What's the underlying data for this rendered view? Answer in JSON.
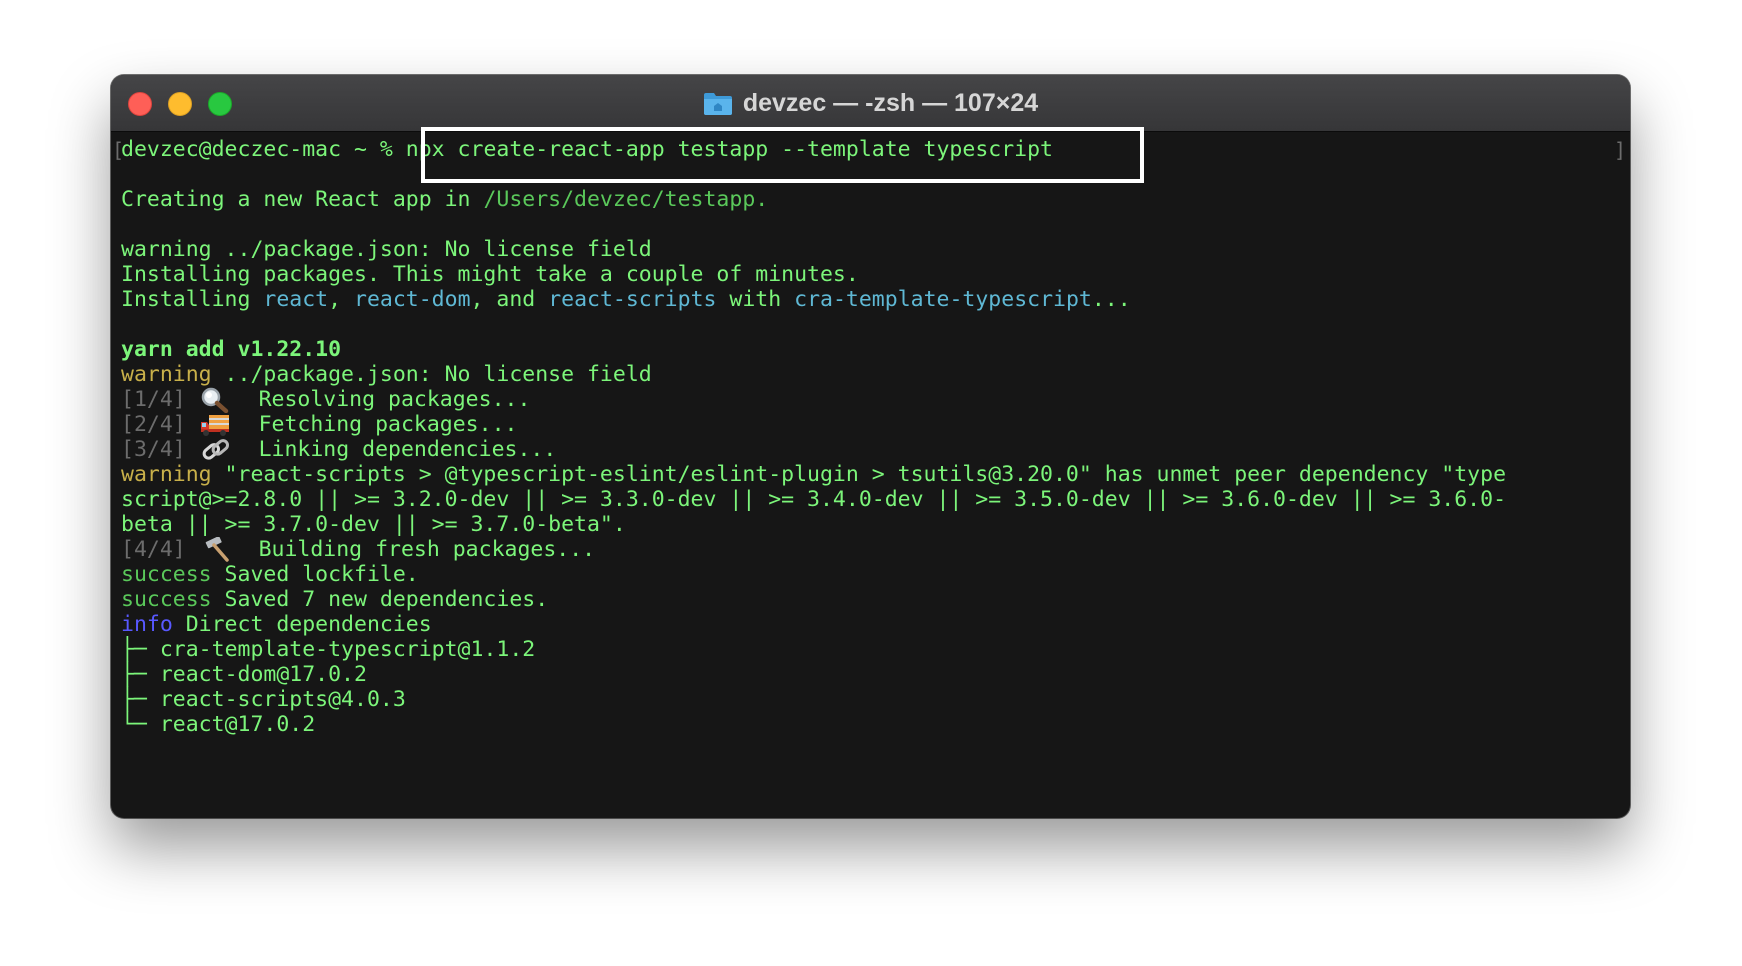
{
  "window": {
    "title": "devzec — -zsh — 107×24"
  },
  "terminal": {
    "prompt": "devzec@deczec-mac ~ % ",
    "command": "npx create-react-app testapp --template typescript",
    "creating_prefix": "Creating a new React app in ",
    "creating_path": "/Users/devzec/testapp",
    "creating_suffix": ".",
    "warn1": "warning ../package.json: No license field",
    "installing1": "Installing packages. This might take a couple of minutes.",
    "installing2_prefix": "Installing ",
    "pkg_react": "react",
    "sep1": ", ",
    "pkg_react_dom": "react-dom",
    "sep2": ", and ",
    "pkg_react_scripts": "react-scripts",
    "with": " with ",
    "pkg_template": "cra-template-typescript",
    "ellipsis": "...",
    "yarn_add": "yarn add v1.22.10",
    "warn2_label": "warning",
    "warn2_text": " ../package.json: No license field",
    "step1_tag": "[1/4]",
    "step1_text": "Resolving packages...",
    "step2_tag": "[2/4]",
    "step2_text": "Fetching packages...",
    "step3_tag": "[3/4]",
    "step3_text": "Linking dependencies...",
    "peer_label": "warning",
    "peer_line1": " \"react-scripts > @typescript-eslint/eslint-plugin > tsutils@3.20.0\" has unmet peer dependency \"type",
    "peer_line2": "script@>=2.8.0 || >= 3.2.0-dev || >= 3.3.0-dev || >= 3.4.0-dev || >= 3.5.0-dev || >= 3.6.0-dev || >= 3.6.0-",
    "peer_line3": "beta || >= 3.7.0-dev || >= 3.7.0-beta\".",
    "step4_tag": "[4/4]",
    "step4_text": "Building fresh packages...",
    "success_label": "success",
    "success1_text": " Saved lockfile.",
    "success2_text": " Saved 7 new dependencies.",
    "info_label": "info",
    "info_text": " Direct dependencies",
    "tree_branch": "├─ ",
    "tree_last": "└─ ",
    "dependencies": [
      "cra-template-typescript@1.1.2",
      "react-dom@17.0.2",
      "react-scripts@4.0.3",
      "react@17.0.2"
    ],
    "icons": {
      "step1": "magnifying-glass-icon",
      "step2": "truck-icon",
      "step3": "link-icon",
      "step4": "hammer-icon"
    }
  },
  "colors": {
    "text_green": "#7cf57a",
    "path_cyan": "#5fb8d4",
    "dim_gray": "#6c6c6c",
    "warning_yellow": "#c8b04a",
    "info_blue": "#5858ff",
    "close": "#fe5f57",
    "minimize": "#febc2e",
    "zoom": "#28c840"
  }
}
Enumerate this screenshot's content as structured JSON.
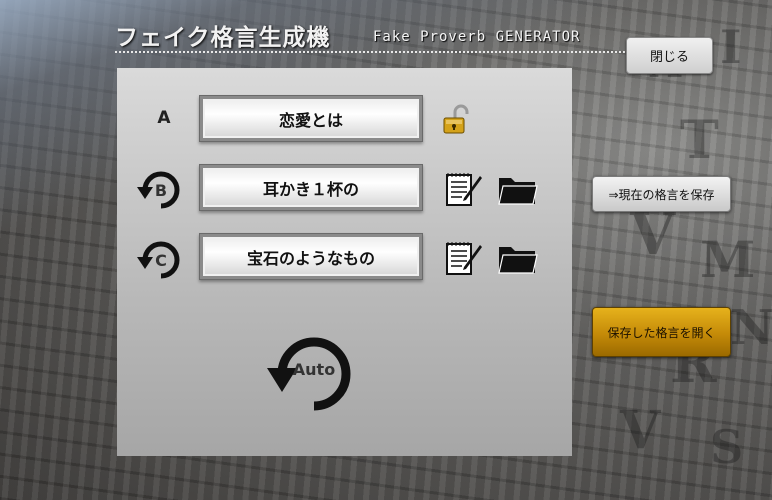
{
  "header": {
    "title": "フェイク格言生成機",
    "subtitle": "Fake Proverb GENERATOR",
    "close_label": "閉じる"
  },
  "rows": [
    {
      "label": "A",
      "word": "恋愛とは",
      "icon": "unlocked-padlock-icon"
    },
    {
      "label": "B",
      "word": "耳かき１杯の",
      "icon": "refresh-icon"
    },
    {
      "label": "C",
      "word": "宝石のようなもの",
      "icon": "refresh-icon"
    }
  ],
  "auto_label": "Auto",
  "actions": {
    "save_current": "⇒現在の格言を保存",
    "open_saved": "保存した格言を開く"
  },
  "background_letters": [
    "A",
    "I",
    "T",
    "V",
    "M",
    "E",
    "R",
    "N",
    "V",
    "S"
  ],
  "colors": {
    "accent_gold": "#c48a08",
    "panel_gray": "#c4c4c4",
    "title_text": "#f2f2f2"
  }
}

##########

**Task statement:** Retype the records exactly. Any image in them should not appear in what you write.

**Solution for this task:**
What's the underlying data for this rendered view? Answer in JSON.
{
  "window": {
    "title": "devzec — -zsh — 107×24"
  },
  "terminal": {
    "prompt": "devzec@deczec-mac ~ % ",
    "command": "npx create-react-app testapp --template typescript",
    "creating_prefix": "Creating a new React app in ",
    "creating_path": "/Users/devzec/testapp",
    "creating_suffix": ".",
    "warn1": "warning ../package.json: No license field",
    "installing1": "Installing packages. This might take a couple of minutes.",
    "installing2_prefix": "Installing ",
    "pkg_react": "react",
    "sep1": ", ",
    "pkg_react_dom": "react-dom",
    "sep2": ", and ",
    "pkg_react_scripts": "react-scripts",
    "with": " with ",
    "pkg_template": "cra-template-typescript",
    "ellipsis": "...",
    "yarn_add": "yarn add v1.22.10",
    "warn2_label": "warning",
    "warn2_text": " ../package.json: No license field",
    "step1_tag": "[1/4]",
    "step1_text": "Resolving packages...",
    "step2_tag": "[2/4]",
    "step2_text": "Fetching packages...",
    "step3_tag": "[3/4]",
    "step3_text": "Linking dependencies...",
    "peer_label": "warning",
    "peer_line1": " \"react-scripts > @typescript-eslint/eslint-plugin > tsutils@3.20.0\" has unmet peer dependency \"type",
    "peer_line2": "script@>=2.8.0 || >= 3.2.0-dev || >= 3.3.0-dev || >= 3.4.0-dev || >= 3.5.0-dev || >= 3.6.0-dev || >= 3.6.0-",
    "peer_line3": "beta || >= 3.7.0-dev || >= 3.7.0-beta\".",
    "step4_tag": "[4/4]",
    "step4_text": "Building fresh packages...",
    "success_label": "success",
    "success1_text": " Saved lockfile.",
    "success2_text": " Saved 7 new dependencies.",
    "info_label": "info",
    "info_text": " Direct dependencies",
    "tree_branch": "├─ ",
    "tree_last": "└─ ",
    "dependencies": [
      "cra-template-typescript@1.1.2",
      "react-dom@17.0.2",
      "react-scripts@4.0.3",
      "react@17.0.2"
    ],
    "icons": {
      "step1": "magnifying-glass-icon",
      "step2": "truck-icon",
      "step3": "link-icon",
      "step4": "hammer-icon"
    }
  },
  "colors": {
    "text_green": "#7cf57a",
    "path_cyan": "#5fb8d4",
    "dim_gray": "#6c6c6c",
    "warning_yellow": "#c8b04a",
    "info_blue": "#5858ff",
    "close": "#fe5f57",
    "minimize": "#febc2e",
    "zoom": "#28c840"
  }
}
Enumerate this screenshot's content as structured JSON.
{
  "header": {
    "title": "フェイク格言生成機",
    "subtitle": "Fake Proverb GENERATOR",
    "close_label": "閉じる"
  },
  "rows": [
    {
      "label": "A",
      "word": "恋愛とは",
      "icon": "unlocked-padlock-icon"
    },
    {
      "label": "B",
      "word": "耳かき１杯の",
      "icon": "refresh-icon"
    },
    {
      "label": "C",
      "word": "宝石のようなもの",
      "icon": "refresh-icon"
    }
  ],
  "auto_label": "Auto",
  "actions": {
    "save_current": "⇒現在の格言を保存",
    "open_saved": "保存した格言を開く"
  },
  "background_letters": [
    "A",
    "I",
    "T",
    "V",
    "M",
    "E",
    "R",
    "N",
    "V",
    "S"
  ],
  "colors": {
    "accent_gold": "#c48a08",
    "panel_gray": "#c4c4c4",
    "title_text": "#f2f2f2"
  }
}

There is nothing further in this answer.